Aim of the task >> Send back the listing, word for word.

**** Information shown

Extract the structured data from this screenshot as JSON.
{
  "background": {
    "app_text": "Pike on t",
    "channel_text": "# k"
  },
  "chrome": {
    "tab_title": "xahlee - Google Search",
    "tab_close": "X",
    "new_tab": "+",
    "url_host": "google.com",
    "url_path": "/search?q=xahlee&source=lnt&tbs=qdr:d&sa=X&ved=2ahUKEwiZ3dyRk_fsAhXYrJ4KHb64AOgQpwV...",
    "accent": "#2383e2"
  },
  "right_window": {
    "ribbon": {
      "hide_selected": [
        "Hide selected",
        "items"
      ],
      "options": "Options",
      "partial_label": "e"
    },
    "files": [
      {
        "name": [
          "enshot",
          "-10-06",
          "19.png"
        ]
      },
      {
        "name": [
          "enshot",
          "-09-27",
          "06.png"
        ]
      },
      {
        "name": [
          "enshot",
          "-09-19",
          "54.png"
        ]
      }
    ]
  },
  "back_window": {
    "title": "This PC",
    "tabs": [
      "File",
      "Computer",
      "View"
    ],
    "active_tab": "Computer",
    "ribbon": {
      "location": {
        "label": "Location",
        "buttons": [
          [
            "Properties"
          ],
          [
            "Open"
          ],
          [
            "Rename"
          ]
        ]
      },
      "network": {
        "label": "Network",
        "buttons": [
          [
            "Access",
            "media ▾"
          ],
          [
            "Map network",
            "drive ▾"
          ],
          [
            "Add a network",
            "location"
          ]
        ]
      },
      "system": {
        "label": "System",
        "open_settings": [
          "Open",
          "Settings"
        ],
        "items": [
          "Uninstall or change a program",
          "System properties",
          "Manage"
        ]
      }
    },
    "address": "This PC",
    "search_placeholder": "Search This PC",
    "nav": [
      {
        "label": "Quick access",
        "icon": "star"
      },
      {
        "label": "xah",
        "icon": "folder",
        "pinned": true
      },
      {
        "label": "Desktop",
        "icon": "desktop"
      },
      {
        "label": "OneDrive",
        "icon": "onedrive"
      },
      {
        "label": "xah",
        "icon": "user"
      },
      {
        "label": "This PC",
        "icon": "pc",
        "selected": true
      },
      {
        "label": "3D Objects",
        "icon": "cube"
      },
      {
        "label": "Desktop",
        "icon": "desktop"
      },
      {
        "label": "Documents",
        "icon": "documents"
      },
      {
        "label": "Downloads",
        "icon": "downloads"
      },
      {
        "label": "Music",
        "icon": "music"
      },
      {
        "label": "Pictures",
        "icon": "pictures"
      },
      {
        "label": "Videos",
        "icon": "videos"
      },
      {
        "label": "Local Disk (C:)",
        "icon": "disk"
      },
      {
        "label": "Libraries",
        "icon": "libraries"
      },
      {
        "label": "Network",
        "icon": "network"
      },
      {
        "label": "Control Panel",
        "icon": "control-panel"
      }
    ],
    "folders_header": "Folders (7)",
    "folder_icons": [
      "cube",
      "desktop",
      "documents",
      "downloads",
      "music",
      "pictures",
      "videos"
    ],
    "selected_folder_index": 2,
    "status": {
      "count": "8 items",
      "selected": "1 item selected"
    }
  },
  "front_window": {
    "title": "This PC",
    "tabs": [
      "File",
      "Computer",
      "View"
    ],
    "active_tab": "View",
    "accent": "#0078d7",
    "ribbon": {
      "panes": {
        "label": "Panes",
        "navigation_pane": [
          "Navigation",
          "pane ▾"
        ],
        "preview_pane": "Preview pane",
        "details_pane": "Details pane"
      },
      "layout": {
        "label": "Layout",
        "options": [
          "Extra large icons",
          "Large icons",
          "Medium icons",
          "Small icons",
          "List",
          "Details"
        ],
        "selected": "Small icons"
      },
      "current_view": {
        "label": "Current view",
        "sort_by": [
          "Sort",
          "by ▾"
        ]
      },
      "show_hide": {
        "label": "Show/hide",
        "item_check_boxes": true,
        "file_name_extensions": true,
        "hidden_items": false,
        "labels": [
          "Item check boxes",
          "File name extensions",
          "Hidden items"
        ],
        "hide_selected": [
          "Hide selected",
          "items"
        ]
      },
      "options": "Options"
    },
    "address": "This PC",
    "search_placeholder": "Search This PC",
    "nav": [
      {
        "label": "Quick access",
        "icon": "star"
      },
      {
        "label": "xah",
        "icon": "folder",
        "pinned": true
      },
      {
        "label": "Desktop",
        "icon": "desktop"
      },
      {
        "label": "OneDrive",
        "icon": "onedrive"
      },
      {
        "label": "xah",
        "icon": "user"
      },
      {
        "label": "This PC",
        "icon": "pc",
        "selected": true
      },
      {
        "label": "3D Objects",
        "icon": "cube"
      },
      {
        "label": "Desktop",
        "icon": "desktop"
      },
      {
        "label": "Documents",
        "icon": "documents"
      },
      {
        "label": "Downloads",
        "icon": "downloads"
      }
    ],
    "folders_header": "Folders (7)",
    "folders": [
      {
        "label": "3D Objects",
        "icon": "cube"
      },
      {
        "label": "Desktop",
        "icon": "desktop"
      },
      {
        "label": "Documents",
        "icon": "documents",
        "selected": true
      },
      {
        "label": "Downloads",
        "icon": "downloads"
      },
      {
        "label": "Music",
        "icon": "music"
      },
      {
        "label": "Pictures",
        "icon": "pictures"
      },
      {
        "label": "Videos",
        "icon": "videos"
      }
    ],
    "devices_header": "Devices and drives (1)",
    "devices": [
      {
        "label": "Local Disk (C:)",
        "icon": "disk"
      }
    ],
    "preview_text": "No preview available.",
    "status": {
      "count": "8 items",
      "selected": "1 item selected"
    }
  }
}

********

Expected answer >>
Extract the structured data from this screenshot as JSON.
{
  "background": {
    "app_text": "Pike on t",
    "channel_text": "# k"
  },
  "chrome": {
    "tab_title": "xahlee - Google Search",
    "tab_close": "X",
    "new_tab": "+",
    "url_host": "google.com",
    "url_path": "/search?q=xahlee&source=lnt&tbs=qdr:d&sa=X&ved=2ahUKEwiZ3dyRk_fsAhXYrJ4KHb64AOgQpwV...",
    "accent": "#2383e2"
  },
  "right_window": {
    "ribbon": {
      "hide_selected": [
        "Hide selected",
        "items"
      ],
      "options": "Options",
      "partial_label": "e"
    },
    "files": [
      {
        "name": [
          "enshot",
          "-10-06",
          "19.png"
        ]
      },
      {
        "name": [
          "enshot",
          "-09-27",
          "06.png"
        ]
      },
      {
        "name": [
          "enshot",
          "-09-19",
          "54.png"
        ]
      }
    ]
  },
  "back_window": {
    "title": "This PC",
    "tabs": [
      "File",
      "Computer",
      "View"
    ],
    "active_tab": "Computer",
    "ribbon": {
      "location": {
        "label": "Location",
        "buttons": [
          [
            "Properties"
          ],
          [
            "Open"
          ],
          [
            "Rename"
          ]
        ]
      },
      "network": {
        "label": "Network",
        "buttons": [
          [
            "Access",
            "media ▾"
          ],
          [
            "Map network",
            "drive ▾"
          ],
          [
            "Add a network",
            "location"
          ]
        ]
      },
      "system": {
        "label": "System",
        "open_settings": [
          "Open",
          "Settings"
        ],
        "items": [
          "Uninstall or change a program",
          "System properties",
          "Manage"
        ]
      }
    },
    "address": "This PC",
    "search_placeholder": "Search This PC",
    "nav": [
      {
        "label": "Quick access",
        "icon": "star"
      },
      {
        "label": "xah",
        "icon": "folder",
        "pinned": true
      },
      {
        "label": "Desktop",
        "icon": "desktop"
      },
      {
        "label": "OneDrive",
        "icon": "onedrive"
      },
      {
        "label": "xah",
        "icon": "user"
      },
      {
        "label": "This PC",
        "icon": "pc",
        "selected": true
      },
      {
        "label": "3D Objects",
        "icon": "cube"
      },
      {
        "label": "Desktop",
        "icon": "desktop"
      },
      {
        "label": "Documents",
        "icon": "documents"
      },
      {
        "label": "Downloads",
        "icon": "downloads"
      },
      {
        "label": "Music",
        "icon": "music"
      },
      {
        "label": "Pictures",
        "icon": "pictures"
      },
      {
        "label": "Videos",
        "icon": "videos"
      },
      {
        "label": "Local Disk (C:)",
        "icon": "disk"
      },
      {
        "label": "Libraries",
        "icon": "libraries"
      },
      {
        "label": "Network",
        "icon": "network"
      },
      {
        "label": "Control Panel",
        "icon": "control-panel"
      }
    ],
    "folders_header": "Folders (7)",
    "folder_icons": [
      "cube",
      "desktop",
      "documents",
      "downloads",
      "music",
      "pictures",
      "videos"
    ],
    "selected_folder_index": 2,
    "status": {
      "count": "8 items",
      "selected": "1 item selected"
    }
  },
  "front_window": {
    "title": "This PC",
    "tabs": [
      "File",
      "Computer",
      "View"
    ],
    "active_tab": "View",
    "accent": "#0078d7",
    "ribbon": {
      "panes": {
        "label": "Panes",
        "navigation_pane": [
          "Navigation",
          "pane ▾"
        ],
        "preview_pane": "Preview pane",
        "details_pane": "Details pane"
      },
      "layout": {
        "label": "Layout",
        "options": [
          "Extra large icons",
          "Large icons",
          "Medium icons",
          "Small icons",
          "List",
          "Details"
        ],
        "selected": "Small icons"
      },
      "current_view": {
        "label": "Current view",
        "sort_by": [
          "Sort",
          "by ▾"
        ]
      },
      "show_hide": {
        "label": "Show/hide",
        "item_check_boxes": true,
        "file_name_extensions": true,
        "hidden_items": false,
        "labels": [
          "Item check boxes",
          "File name extensions",
          "Hidden items"
        ],
        "hide_selected": [
          "Hide selected",
          "items"
        ]
      },
      "options": "Options"
    },
    "address": "This PC",
    "search_placeholder": "Search This PC",
    "nav": [
      {
        "label": "Quick access",
        "icon": "star"
      },
      {
        "label": "xah",
        "icon": "folder",
        "pinned": true
      },
      {
        "label": "Desktop",
        "icon": "desktop"
      },
      {
        "label": "OneDrive",
        "icon": "onedrive"
      },
      {
        "label": "xah",
        "icon": "user"
      },
      {
        "label": "This PC",
        "icon": "pc",
        "selected": true
      },
      {
        "label": "3D Objects",
        "icon": "cube"
      },
      {
        "label": "Desktop",
        "icon": "desktop"
      },
      {
        "label": "Documents",
        "icon": "documents"
      },
      {
        "label": "Downloads",
        "icon": "downloads"
      }
    ],
    "folders_header": "Folders (7)",
    "folders": [
      {
        "label": "3D Objects",
        "icon": "cube"
      },
      {
        "label": "Desktop",
        "icon": "desktop"
      },
      {
        "label": "Documents",
        "icon": "documents",
        "selected": true
      },
      {
        "label": "Downloads",
        "icon": "downloads"
      },
      {
        "label": "Music",
        "icon": "music"
      },
      {
        "label": "Pictures",
        "icon": "pictures"
      },
      {
        "label": "Videos",
        "icon": "videos"
      }
    ],
    "devices_header": "Devices and drives (1)",
    "devices": [
      {
        "label": "Local Disk (C:)",
        "icon": "disk"
      }
    ],
    "preview_text": "No preview available.",
    "status": {
      "count": "8 items",
      "selected": "1 item selected"
    }
  }
}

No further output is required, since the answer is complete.